Data to process:
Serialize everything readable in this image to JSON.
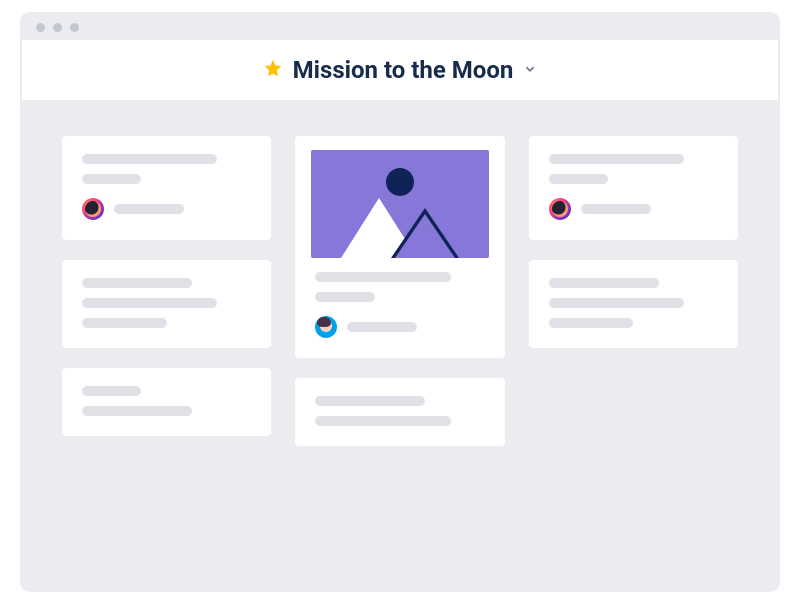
{
  "header": {
    "title": "Mission to the Moon",
    "star_icon": "star-icon",
    "dropdown_icon": "chevron-down-icon"
  },
  "columns": [
    {
      "cards": [
        {
          "type": "text-avatar",
          "avatar": "gradient"
        },
        {
          "type": "text3"
        },
        {
          "type": "text2"
        }
      ]
    },
    {
      "cards": [
        {
          "type": "image-text-avatar",
          "avatar": "blue"
        },
        {
          "type": "text2b"
        }
      ]
    },
    {
      "cards": [
        {
          "type": "text-avatar",
          "avatar": "gradient"
        },
        {
          "type": "text3"
        }
      ]
    }
  ]
}
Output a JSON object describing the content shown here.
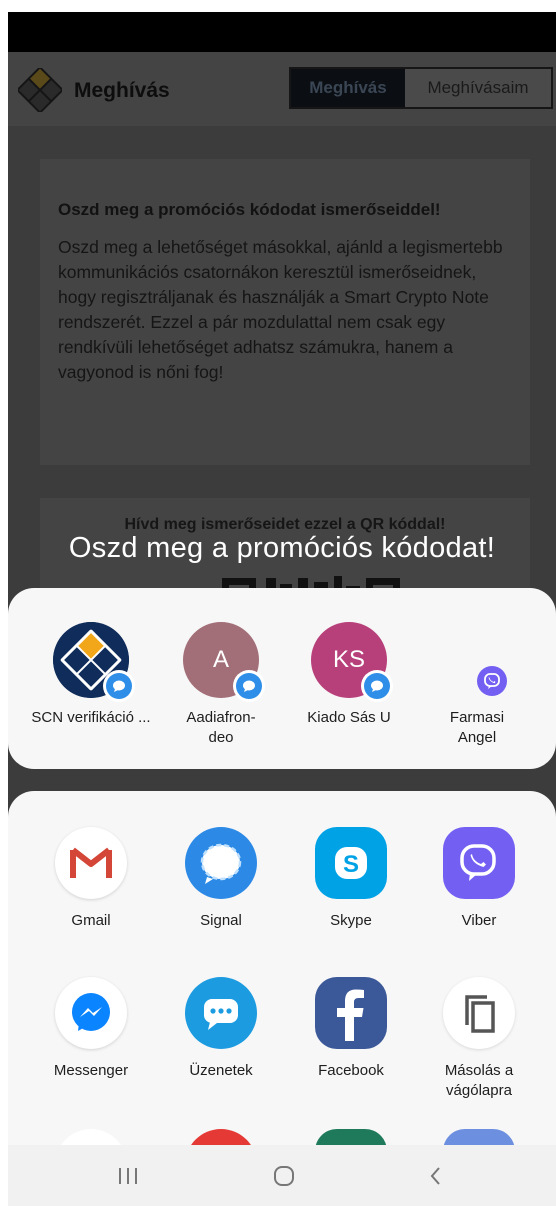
{
  "header": {
    "title": "Meghívás",
    "tabs": [
      {
        "label": "Meghívás",
        "active": true
      },
      {
        "label": "Meghívásaim",
        "active": false
      }
    ]
  },
  "promo_card": {
    "heading": "Oszd meg a promóciós kódodat ismerőseiddel!",
    "body": "Oszd meg a lehetőséget másokkal, ajánld a legismertebb kommunikációs csatornákon keresztül ismerőseidnek, hogy regisztráljanak és használják a Smart Crypto Note rendszerét. Ezzel a pár mozdulattal nem csak egy rendkívüli lehetőséget adhatsz számukra, hanem a vagyonod is nőni fog!"
  },
  "qr_card": {
    "heading": "Hívd meg ismerőseidet ezzel a QR kóddal!"
  },
  "share_sheet": {
    "title": "Oszd meg a promóciós kódodat!",
    "direct_targets": [
      {
        "label": "SCN verifikáció ...",
        "initials": "",
        "icon": "scn-logo",
        "badge": "messages-badge"
      },
      {
        "label": "Aadiafron-deo",
        "initials": "A",
        "color": "#a26e78",
        "badge": "messages-badge"
      },
      {
        "label": "Kiado Sás U",
        "initials": "KS",
        "color": "#b7407a",
        "badge": "messages-badge"
      },
      {
        "label": "Farmasi Angel",
        "initials": "",
        "icon": "viber-icon",
        "badge": ""
      }
    ],
    "apps": [
      {
        "label": "Gmail",
        "icon": "gmail-icon"
      },
      {
        "label": "Signal",
        "icon": "signal-icon"
      },
      {
        "label": "Skype",
        "icon": "skype-icon"
      },
      {
        "label": "Viber",
        "icon": "viber-icon"
      },
      {
        "label": "Messenger",
        "icon": "messenger-icon"
      },
      {
        "label": "Üzenetek",
        "icon": "messages-icon"
      },
      {
        "label": "Facebook",
        "icon": "facebook-icon"
      },
      {
        "label": "Másolás a vágólapra",
        "icon": "copy-icon"
      }
    ],
    "more_apps_icons": [
      "google-drive-icon",
      "email-icon",
      "green-app-icon",
      "blue-app-icon"
    ]
  },
  "navigation": {
    "buttons": [
      "recent-apps-icon",
      "home-icon",
      "back-icon"
    ]
  },
  "colors": {
    "scrim": "#3c3c3c",
    "panel": "#f7f7f7",
    "accent_blue": "#2f8ee8",
    "viber_purple": "#7360f2",
    "skype_blue": "#00a2e6",
    "facebook_blue": "#3b5998",
    "gmail_red": "#d44638"
  }
}
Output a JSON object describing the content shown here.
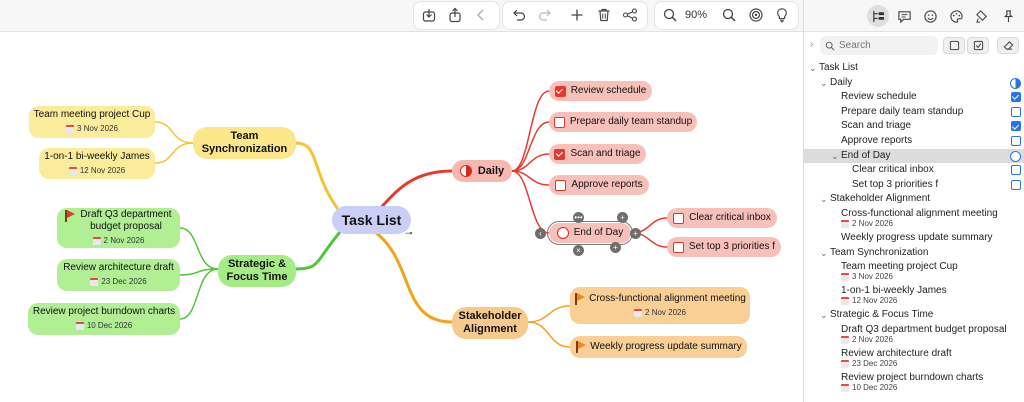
{
  "toolbar": {
    "zoom": "90%",
    "icons": [
      "export-icon",
      "share-icon",
      "back-icon",
      "undo-icon",
      "redo-icon",
      "add-icon",
      "trash-icon",
      "connect-icon",
      "zoom-out-icon",
      "zoom-in-icon",
      "focus-icon",
      "idea-icon"
    ]
  },
  "mindmap": {
    "central": "Task List",
    "branches": {
      "daily": {
        "label": "Daily",
        "color": "#e8392f",
        "tasks": [
          {
            "label": "Review schedule",
            "done": true
          },
          {
            "label": "Prepare daily team standup",
            "done": false
          },
          {
            "label": "Scan and triage",
            "done": true
          },
          {
            "label": "Approve reports",
            "done": false
          }
        ],
        "end_of_day": {
          "label": "End of Day",
          "tasks": [
            {
              "label": "Clear critical inbox",
              "done": false
            },
            {
              "label": "Set top 3 priorities f",
              "done": false
            }
          ]
        }
      },
      "stakeholder": {
        "label": "Stakeholder Alignment",
        "color": "#f2a21b",
        "tasks": [
          {
            "label": "Cross-functional alignment meeting",
            "date": "2 Nov 2026"
          },
          {
            "label": "Weekly progress update summary",
            "date": ""
          }
        ]
      },
      "team_sync": {
        "label": "Team Synchronization",
        "color": "#f4c531",
        "tasks": [
          {
            "label": "Team meeting project Cup",
            "date": "3 Nov 2026"
          },
          {
            "label": "1-on-1 bi-weekly James",
            "date": "12 Nov 2026"
          }
        ]
      },
      "strategic": {
        "label": "Strategic & Focus Time",
        "color": "#52c63a",
        "tasks": [
          {
            "label": "Draft Q3 department budget proposal",
            "date": "2 Nov 2026"
          },
          {
            "label": "Review architecture draft",
            "date": "23 Dec 2026"
          },
          {
            "label": "Review project burndown charts",
            "date": "10 Dec 2026"
          }
        ]
      }
    }
  },
  "panel": {
    "tabs": [
      "outline-icon",
      "comment-icon",
      "emoji-icon",
      "style-icon",
      "format-icon",
      "pin-icon"
    ],
    "search_placeholder": "Search",
    "outline": {
      "root": "Task List",
      "daily": "Daily",
      "review_schedule": "Review schedule",
      "prepare_standup": "Prepare daily team standup",
      "scan_triage": "Scan and triage",
      "approve_reports": "Approve reports",
      "end_of_day": "End of Day",
      "clear_inbox": "Clear critical inbox",
      "set_priorities": "Set top 3 priorities f",
      "stakeholder": "Stakeholder Alignment",
      "cross_functional": "Cross-functional alignment meeting",
      "cross_functional_date": "2 Nov 2026",
      "weekly_summary": "Weekly progress update summary",
      "team_sync": "Team Synchronization",
      "team_meeting": "Team meeting project Cup",
      "team_meeting_date": "3 Nov 2026",
      "one_on_one": "1-on-1 bi-weekly James",
      "one_on_one_date": "12 Nov 2026",
      "strategic": "Strategic & Focus Time",
      "draft_q3": "Draft Q3 department budget proposal",
      "draft_q3_date": "2 Nov 2026",
      "arch_draft": "Review architecture draft",
      "arch_draft_date": "23 Dec 2026",
      "burndown": "Review project burndown charts",
      "burndown_date": "10 Dec 2026"
    },
    "checks": {
      "review_schedule": true,
      "prepare_standup": false,
      "scan_triage": true,
      "approve_reports": false,
      "clear_inbox": false,
      "set_priorities": false
    }
  }
}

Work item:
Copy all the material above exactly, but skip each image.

Response to this exercise:
Serialize everything readable in this image to JSON.
{
  "header": {
    "title": "Mission to the Moon",
    "star_icon": "star-icon",
    "dropdown_icon": "chevron-down-icon"
  },
  "columns": [
    {
      "cards": [
        {
          "type": "text-avatar",
          "avatar": "gradient"
        },
        {
          "type": "text3"
        },
        {
          "type": "text2"
        }
      ]
    },
    {
      "cards": [
        {
          "type": "image-text-avatar",
          "avatar": "blue"
        },
        {
          "type": "text2b"
        }
      ]
    },
    {
      "cards": [
        {
          "type": "text-avatar",
          "avatar": "gradient"
        },
        {
          "type": "text3"
        }
      ]
    }
  ]
}
Output a JSON object describing the content shown here.
{
  "header": {
    "title": "Meghívás",
    "tabs": [
      {
        "label": "Meghívás",
        "active": true
      },
      {
        "label": "Meghívásaim",
        "active": false
      }
    ]
  },
  "promo_card": {
    "heading": "Oszd meg a promóciós kódodat ismerőseiddel!",
    "body": "Oszd meg a lehetőséget másokkal, ajánld a legismertebb kommunikációs csatornákon keresztül ismerőseidnek, hogy regisztráljanak és használják a Smart Crypto Note rendszerét. Ezzel a pár mozdulattal nem csak egy rendkívüli lehetőséget adhatsz számukra, hanem a vagyonod is nőni fog!"
  },
  "qr_card": {
    "heading": "Hívd meg ismerőseidet ezzel a QR kóddal!"
  },
  "share_sheet": {
    "title": "Oszd meg a promóciós kódodat!",
    "direct_targets": [
      {
        "label": "SCN verifikáció ...",
        "initials": "",
        "icon": "scn-logo",
        "badge": "messages-badge"
      },
      {
        "label": "Aadiafron-deo",
        "initials": "A",
        "color": "#a26e78",
        "badge": "messages-badge"
      },
      {
        "label": "Kiado Sás U",
        "initials": "KS",
        "color": "#b7407a",
        "badge": "messages-badge"
      },
      {
        "label": "Farmasi Angel",
        "initials": "",
        "icon": "viber-icon",
        "badge": ""
      }
    ],
    "apps": [
      {
        "label": "Gmail",
        "icon": "gmail-icon"
      },
      {
        "label": "Signal",
        "icon": "signal-icon"
      },
      {
        "label": "Skype",
        "icon": "skype-icon"
      },
      {
        "label": "Viber",
        "icon": "viber-icon"
      },
      {
        "label": "Messenger",
        "icon": "messenger-icon"
      },
      {
        "label": "Üzenetek",
        "icon": "messages-icon"
      },
      {
        "label": "Facebook",
        "icon": "facebook-icon"
      },
      {
        "label": "Másolás a vágólapra",
        "icon": "copy-icon"
      }
    ],
    "more_apps_icons": [
      "google-drive-icon",
      "email-icon",
      "green-app-icon",
      "blue-app-icon"
    ]
  },
  "navigation": {
    "buttons": [
      "recent-apps-icon",
      "home-icon",
      "back-icon"
    ]
  },
  "colors": {
    "scrim": "#3c3c3c",
    "panel": "#f7f7f7",
    "accent_blue": "#2f8ee8",
    "viber_purple": "#7360f2",
    "skype_blue": "#00a2e6",
    "facebook_blue": "#3b5998",
    "gmail_red": "#d44638"
  }
}
Output a JSON object describing the content shown here.
{
  "toolbar": {
    "zoom": "90%",
    "icons": [
      "export-icon",
      "share-icon",
      "back-icon",
      "undo-icon",
      "redo-icon",
      "add-icon",
      "trash-icon",
      "connect-icon",
      "zoom-out-icon",
      "zoom-in-icon",
      "focus-icon",
      "idea-icon"
    ]
  },
  "mindmap": {
    "central": "Task List",
    "branches": {
      "daily": {
        "label": "Daily",
        "color": "#e8392f",
        "tasks": [
          {
            "label": "Review schedule",
            "done": true
          },
          {
            "label": "Prepare daily team standup",
            "done": false
          },
          {
            "label": "Scan and triage",
            "done": true
          },
          {
            "label": "Approve reports",
            "done": false
          }
        ],
        "end_of_day": {
          "label": "End of Day",
          "tasks": [
            {
              "label": "Clear critical inbox",
              "done": false
            },
            {
              "label": "Set top 3 priorities f",
              "done": false
            }
          ]
        }
      },
      "stakeholder": {
        "label": "Stakeholder Alignment",
        "color": "#f2a21b",
        "tasks": [
          {
            "label": "Cross-functional alignment meeting",
            "date": "2 Nov 2026"
          },
          {
            "label": "Weekly progress update summary",
            "date": ""
          }
        ]
      },
      "team_sync": {
        "label": "Team Synchronization",
        "color": "#f4c531",
        "tasks": [
          {
            "label": "Team meeting project Cup",
            "date": "3 Nov 2026"
          },
          {
            "label": "1-on-1 bi-weekly James",
            "date": "12 Nov 2026"
          }
        ]
      },
      "strategic": {
        "label": "Strategic & Focus Time",
        "color": "#52c63a",
        "tasks": [
          {
            "label": "Draft Q3 department budget proposal",
            "date": "2 Nov 2026"
          },
          {
            "label": "Review architecture draft",
            "date": "23 Dec 2026"
          },
          {
            "label": "Review project burndown charts",
            "date": "10 Dec 2026"
          }
        ]
      }
    }
  },
  "panel": {
    "tabs": [
      "outline-icon",
      "comment-icon",
      "emoji-icon",
      "style-icon",
      "format-icon",
      "pin-icon"
    ],
    "search_placeholder": "Search",
    "outline": {
      "root": "Task List",
      "daily": "Daily",
      "review_schedule": "Review schedule",
      "prepare_standup": "Prepare daily team standup",
      "scan_triage": "Scan and triage",
      "approve_reports": "Approve reports",
      "end_of_day": "End of Day",
      "clear_inbox": "Clear critical inbox",
      "set_priorities": "Set top 3 priorities f",
      "stakeholder": "Stakeholder Alignment",
      "cross_functional": "Cross-functional alignment meeting",
      "cross_functional_date": "2 Nov 2026",
      "weekly_summary": "Weekly progress update summary",
      "team_sync": "Team Synchronization",
      "team_meeting": "Team meeting project Cup",
      "team_meeting_date": "3 Nov 2026",
      "one_on_one": "1-on-1 bi-weekly James",
      "one_on_one_date": "12 Nov 2026",
      "strategic": "Strategic & Focus Time",
      "draft_q3": "Draft Q3 department budget proposal",
      "draft_q3_date": "2 Nov 2026",
      "arch_draft": "Review architecture draft",
      "arch_draft_date": "23 Dec 2026",
      "burndown": "Review project burndown charts",
      "burndown_date": "10 Dec 2026"
    },
    "checks": {
      "review_schedule": true,
      "prepare_standup": false,
      "scan_triage": true,
      "approve_reports": false,
      "clear_inbox": false,
      "set_priorities": false
    }
  }
}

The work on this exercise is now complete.